[Work order] Look through the records and report how many lines include the word "server", with no other words.

[Provided data]
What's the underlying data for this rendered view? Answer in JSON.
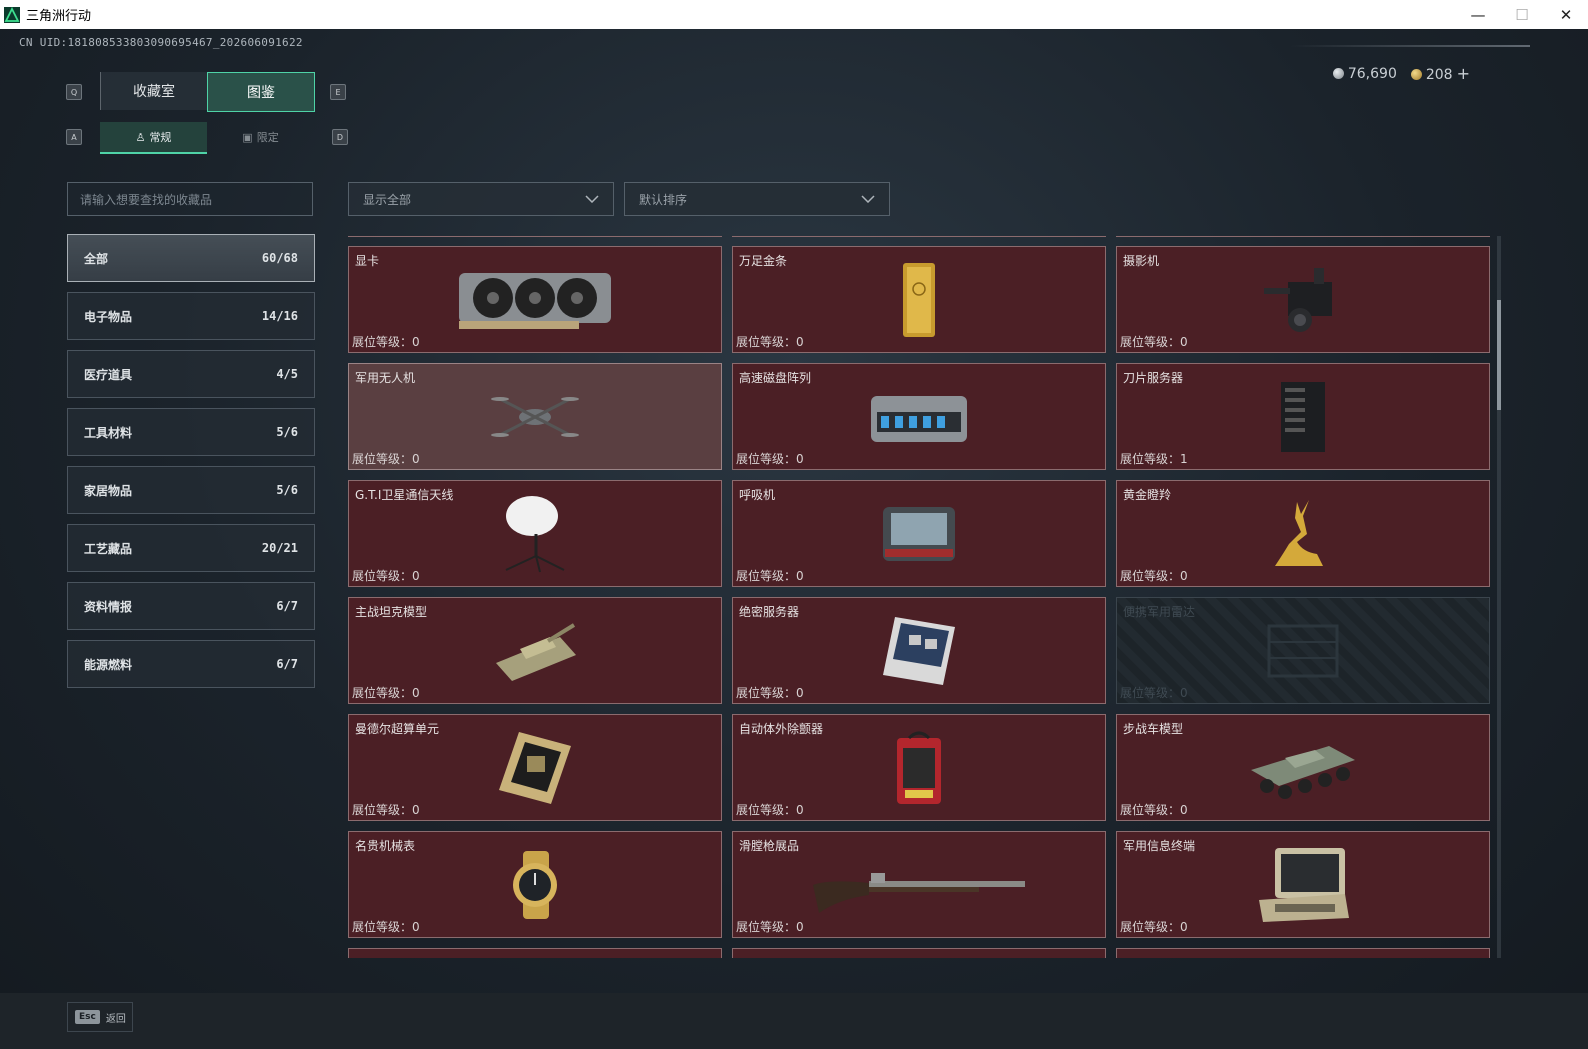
{
  "window": {
    "title": "三角洲行动",
    "minimize": "—",
    "maximize": "☐",
    "close": "✕"
  },
  "uid": "CN UID:1818085338030906954​67_202606091622",
  "currency": {
    "silver": "76,690",
    "gold": "208",
    "add": "+"
  },
  "keys": {
    "prev_tab": "Q",
    "next_tab": "E",
    "prev_sub": "A",
    "next_sub": "D"
  },
  "tabs": [
    {
      "label": "收藏室"
    },
    {
      "label": "图鉴"
    }
  ],
  "subtabs": [
    {
      "label": "常规"
    },
    {
      "label": "限定"
    }
  ],
  "search": {
    "placeholder": "请输入想要查找的收藏品"
  },
  "filters": {
    "show": "显示全部",
    "sort": "默认排序"
  },
  "categories": [
    {
      "label": "全部",
      "count": "60/68"
    },
    {
      "label": "电子物品",
      "count": "14/16"
    },
    {
      "label": "医疗道具",
      "count": "4/5"
    },
    {
      "label": "工具材料",
      "count": "5/6"
    },
    {
      "label": "家居物品",
      "count": "5/6"
    },
    {
      "label": "工艺藏品",
      "count": "20/21"
    },
    {
      "label": "资料情报",
      "count": "6/7"
    },
    {
      "label": "能源燃料",
      "count": "6/7"
    }
  ],
  "level_label": "展位等级：",
  "items": [
    {
      "name": "显卡",
      "level": "0",
      "icon": "gpu-icon"
    },
    {
      "name": "万足金条",
      "level": "0",
      "icon": "gold-bar-icon"
    },
    {
      "name": "摄影机",
      "level": "0",
      "icon": "camera-icon"
    },
    {
      "name": "军用无人机",
      "level": "0",
      "icon": "drone-icon"
    },
    {
      "name": "高速磁盘阵列",
      "level": "0",
      "icon": "disk-array-icon"
    },
    {
      "name": "刀片服务器",
      "level": "1",
      "icon": "blade-server-icon"
    },
    {
      "name": "G.T.I卫星通信天线",
      "level": "0",
      "icon": "satellite-dish-icon"
    },
    {
      "name": "呼吸机",
      "level": "0",
      "icon": "ventilator-icon"
    },
    {
      "name": "黄金瞪羚",
      "level": "0",
      "icon": "golden-gazelle-icon"
    },
    {
      "name": "主战坦克模型",
      "level": "0",
      "icon": "tank-icon"
    },
    {
      "name": "绝密服务器",
      "level": "0",
      "icon": "server-board-icon"
    },
    {
      "name": "便携军用雷达",
      "level": "0",
      "icon": "radar-icon"
    },
    {
      "name": "曼德尔超算单元",
      "level": "0",
      "icon": "supercomputer-icon"
    },
    {
      "name": "自动体外除颤器",
      "level": "0",
      "icon": "defibrillator-icon"
    },
    {
      "name": "步战车模型",
      "level": "0",
      "icon": "ifv-icon"
    },
    {
      "name": "名贵机械表",
      "level": "0",
      "icon": "watch-icon"
    },
    {
      "name": "滑膛枪展品",
      "level": "0",
      "icon": "musket-icon"
    },
    {
      "name": "军用信息终端",
      "level": "0",
      "icon": "terminal-icon"
    }
  ],
  "bottom": {
    "esc_key": "Esc",
    "back": "返回"
  },
  "colors": {
    "accent": "#4fd3a7",
    "cell_bg": "#4b1f25",
    "cell_border": "#8b6b6e"
  }
}
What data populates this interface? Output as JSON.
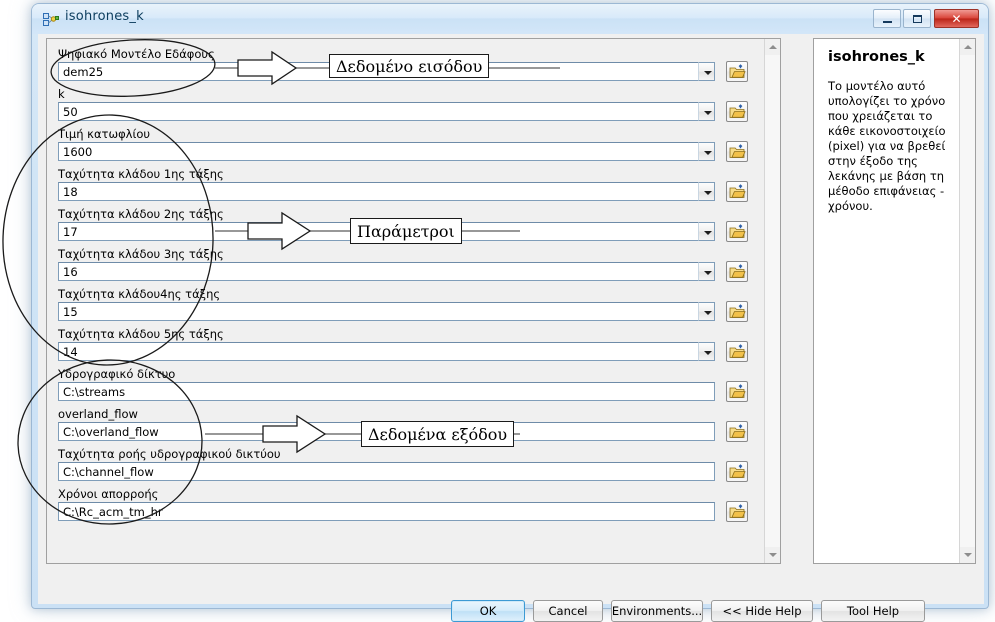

[Result of the task] 2